Many artists display their works on Ebay and they sell them. Type in a search for ACEO and look at the incredible variety of artwork available. While serious artwork abounds on Ebay, and there are many artists with galleries online who are self-representing, ACEO works provide a great venue for selling art to the public, real original art or limited editions at a reasonable starting price.

Ebay hosts various groups that meet to discuss and exchange artwork. Artists and enthusiasts join these groups and trade cards or "challenges" and "dares." A dare comes from one artist and is assigned to another to paint a subject or a theme. This can take the artist out of their comfort zone and is a way to spark imagination and growth.

There are now galleries around the US that display and sell ACEO's, which tells us that this art form is growing in popularity everywhere.

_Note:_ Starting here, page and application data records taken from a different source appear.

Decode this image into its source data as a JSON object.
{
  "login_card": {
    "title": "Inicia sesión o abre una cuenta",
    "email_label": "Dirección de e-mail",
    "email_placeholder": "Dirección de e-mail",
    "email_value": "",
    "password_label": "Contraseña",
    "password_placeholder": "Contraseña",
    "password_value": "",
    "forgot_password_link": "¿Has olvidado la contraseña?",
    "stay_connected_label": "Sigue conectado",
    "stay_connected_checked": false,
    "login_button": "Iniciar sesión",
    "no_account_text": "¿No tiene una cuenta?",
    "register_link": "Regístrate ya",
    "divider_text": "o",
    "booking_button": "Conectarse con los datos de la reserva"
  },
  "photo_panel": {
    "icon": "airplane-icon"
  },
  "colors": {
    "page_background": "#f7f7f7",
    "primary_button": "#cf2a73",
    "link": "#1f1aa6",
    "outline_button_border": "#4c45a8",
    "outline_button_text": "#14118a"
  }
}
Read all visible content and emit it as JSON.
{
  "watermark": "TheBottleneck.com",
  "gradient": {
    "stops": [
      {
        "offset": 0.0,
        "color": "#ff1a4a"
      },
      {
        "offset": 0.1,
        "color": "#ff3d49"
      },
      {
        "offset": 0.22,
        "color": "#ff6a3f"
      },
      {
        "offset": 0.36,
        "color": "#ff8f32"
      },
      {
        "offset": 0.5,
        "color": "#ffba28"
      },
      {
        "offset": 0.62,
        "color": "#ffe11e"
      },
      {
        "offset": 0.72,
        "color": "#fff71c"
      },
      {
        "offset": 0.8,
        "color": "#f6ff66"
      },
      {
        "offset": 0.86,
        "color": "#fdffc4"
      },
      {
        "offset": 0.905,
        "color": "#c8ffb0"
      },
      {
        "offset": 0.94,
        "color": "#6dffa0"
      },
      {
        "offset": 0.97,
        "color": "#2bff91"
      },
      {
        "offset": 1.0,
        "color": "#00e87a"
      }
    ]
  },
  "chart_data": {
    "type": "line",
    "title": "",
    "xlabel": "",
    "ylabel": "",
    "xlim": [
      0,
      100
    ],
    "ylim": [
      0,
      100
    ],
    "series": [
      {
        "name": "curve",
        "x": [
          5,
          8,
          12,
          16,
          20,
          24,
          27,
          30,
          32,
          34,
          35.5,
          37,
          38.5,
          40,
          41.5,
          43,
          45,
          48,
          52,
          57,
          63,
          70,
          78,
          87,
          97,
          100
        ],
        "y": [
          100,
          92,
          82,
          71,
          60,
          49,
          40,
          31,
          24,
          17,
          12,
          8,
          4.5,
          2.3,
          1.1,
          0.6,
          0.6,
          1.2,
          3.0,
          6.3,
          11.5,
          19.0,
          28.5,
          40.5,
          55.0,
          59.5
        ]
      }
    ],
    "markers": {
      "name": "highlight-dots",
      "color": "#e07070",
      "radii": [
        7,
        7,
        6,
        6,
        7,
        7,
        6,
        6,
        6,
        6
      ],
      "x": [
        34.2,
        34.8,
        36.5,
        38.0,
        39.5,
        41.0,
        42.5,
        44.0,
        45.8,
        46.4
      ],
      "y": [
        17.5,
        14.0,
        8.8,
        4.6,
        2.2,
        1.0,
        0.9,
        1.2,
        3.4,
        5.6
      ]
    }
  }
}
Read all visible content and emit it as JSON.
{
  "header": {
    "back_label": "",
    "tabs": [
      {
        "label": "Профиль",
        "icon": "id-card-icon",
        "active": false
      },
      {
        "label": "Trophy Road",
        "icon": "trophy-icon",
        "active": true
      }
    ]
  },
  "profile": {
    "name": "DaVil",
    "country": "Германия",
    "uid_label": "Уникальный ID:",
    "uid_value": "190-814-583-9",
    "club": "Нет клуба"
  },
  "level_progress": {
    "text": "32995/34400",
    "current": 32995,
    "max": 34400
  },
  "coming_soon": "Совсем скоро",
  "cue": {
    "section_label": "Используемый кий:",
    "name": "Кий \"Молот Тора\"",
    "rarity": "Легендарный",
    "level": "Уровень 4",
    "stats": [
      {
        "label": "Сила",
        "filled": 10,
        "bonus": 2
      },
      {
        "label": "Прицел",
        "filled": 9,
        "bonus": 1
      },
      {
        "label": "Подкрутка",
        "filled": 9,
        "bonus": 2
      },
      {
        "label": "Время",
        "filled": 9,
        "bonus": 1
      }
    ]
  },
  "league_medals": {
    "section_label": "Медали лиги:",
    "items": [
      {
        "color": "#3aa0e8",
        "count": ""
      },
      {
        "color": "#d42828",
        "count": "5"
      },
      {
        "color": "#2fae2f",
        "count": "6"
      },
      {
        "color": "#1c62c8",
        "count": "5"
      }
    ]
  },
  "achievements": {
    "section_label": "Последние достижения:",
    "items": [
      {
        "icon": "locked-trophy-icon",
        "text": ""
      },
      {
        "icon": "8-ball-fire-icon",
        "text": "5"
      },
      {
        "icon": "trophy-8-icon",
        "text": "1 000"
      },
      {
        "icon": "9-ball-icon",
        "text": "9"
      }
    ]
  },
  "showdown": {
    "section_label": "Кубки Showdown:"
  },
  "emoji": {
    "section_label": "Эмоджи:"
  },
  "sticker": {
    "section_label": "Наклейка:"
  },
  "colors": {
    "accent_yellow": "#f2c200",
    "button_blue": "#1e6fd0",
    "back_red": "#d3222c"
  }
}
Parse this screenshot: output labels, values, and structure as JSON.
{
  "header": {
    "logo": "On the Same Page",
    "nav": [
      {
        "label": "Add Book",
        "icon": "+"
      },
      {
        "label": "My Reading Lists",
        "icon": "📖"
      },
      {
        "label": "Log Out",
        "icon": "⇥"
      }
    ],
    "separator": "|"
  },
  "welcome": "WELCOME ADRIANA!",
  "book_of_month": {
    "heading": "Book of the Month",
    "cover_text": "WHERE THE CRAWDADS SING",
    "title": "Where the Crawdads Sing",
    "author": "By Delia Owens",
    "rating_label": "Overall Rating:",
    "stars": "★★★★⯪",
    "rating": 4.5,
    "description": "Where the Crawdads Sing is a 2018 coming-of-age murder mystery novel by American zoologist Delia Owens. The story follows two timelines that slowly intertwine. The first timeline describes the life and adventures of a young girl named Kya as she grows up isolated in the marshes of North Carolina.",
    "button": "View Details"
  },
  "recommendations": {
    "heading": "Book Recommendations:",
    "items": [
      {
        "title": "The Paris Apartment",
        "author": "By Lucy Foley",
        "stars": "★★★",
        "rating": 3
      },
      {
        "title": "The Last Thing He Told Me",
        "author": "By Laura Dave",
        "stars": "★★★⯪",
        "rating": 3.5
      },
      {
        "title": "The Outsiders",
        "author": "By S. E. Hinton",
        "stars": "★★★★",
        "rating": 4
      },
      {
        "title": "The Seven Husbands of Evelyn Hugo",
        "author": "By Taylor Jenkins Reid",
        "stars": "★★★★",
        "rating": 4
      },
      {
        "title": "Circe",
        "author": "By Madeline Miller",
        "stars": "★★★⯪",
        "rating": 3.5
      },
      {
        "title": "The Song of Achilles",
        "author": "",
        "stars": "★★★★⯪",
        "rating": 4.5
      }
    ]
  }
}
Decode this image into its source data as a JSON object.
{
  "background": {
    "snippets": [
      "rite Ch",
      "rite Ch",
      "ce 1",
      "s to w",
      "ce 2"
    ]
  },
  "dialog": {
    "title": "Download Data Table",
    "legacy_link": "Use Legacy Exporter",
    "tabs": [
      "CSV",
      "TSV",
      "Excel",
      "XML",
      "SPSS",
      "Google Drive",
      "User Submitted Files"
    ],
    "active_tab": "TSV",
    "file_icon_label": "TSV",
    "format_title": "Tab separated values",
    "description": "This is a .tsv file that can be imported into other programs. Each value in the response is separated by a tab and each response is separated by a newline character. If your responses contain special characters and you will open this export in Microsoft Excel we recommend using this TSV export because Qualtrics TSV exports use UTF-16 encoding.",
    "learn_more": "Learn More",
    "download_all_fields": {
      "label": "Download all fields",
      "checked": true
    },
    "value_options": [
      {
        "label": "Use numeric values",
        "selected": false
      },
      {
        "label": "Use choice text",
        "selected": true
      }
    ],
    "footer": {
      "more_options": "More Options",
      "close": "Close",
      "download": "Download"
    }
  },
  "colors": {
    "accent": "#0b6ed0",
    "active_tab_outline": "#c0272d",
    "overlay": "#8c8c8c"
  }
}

As a hobby, ACEO's are great fun for the amateur artist, and can be cost-effective. While canvas, clayboard and watercolor paper are sometimes quite expensive, working in a small format means many works can be obtained from a standard sheet of fine paper. The constraints of working in small format help sharpen skills in composition and value as well as being a real challenge in portraiture. As you get better as an artist, you may feel it is time to list and sell your work. Then you have become--a professional, if you accept the widely-held definition that a professional artist is one who sells their works for compensation.


ACEO's are a growing passion for many people. People collect by subject matter (cats, horses, dogs, wildlife, landscape, or medium (drawings, oils, acrylics, watercolors, colored pencil, altered media and collage.) There are a number of ways to display the collection. Many people keep the cards in sports-cards albums because the 2.5 x 3.5 inch cards fit perfectly into those sleeves. Other people incorporate them into their scrapbooks. Frames are available that display one or more favorite ACEO's. The frame can be a permanent decoration on the wall or desk, or it can be a changing art gallery, slipping a card in and out of a frame for a change of pace. The accessibility of ACEO's--fine art at a reasonable price, plus the small size make this portable art that fits many lifestyles. And historically, miniatures have been highly prized collectibles, from Persian miniatures, Victorian miniatures to today's incredible variety of cards to collect and display.


For children, ACEO making and collecting can become a rewarding past-time, one that can be done alone or with friends and classmates and family. I suggest that families start their own ACEO time at home. A rainy afternoon spent in creating cards can be a wonderful time of togetherness, sparking imagination and creativity. Have a clothesline artshow at the dollhouse afterwards and admire your results. ACEO's are truly art-for-everyone.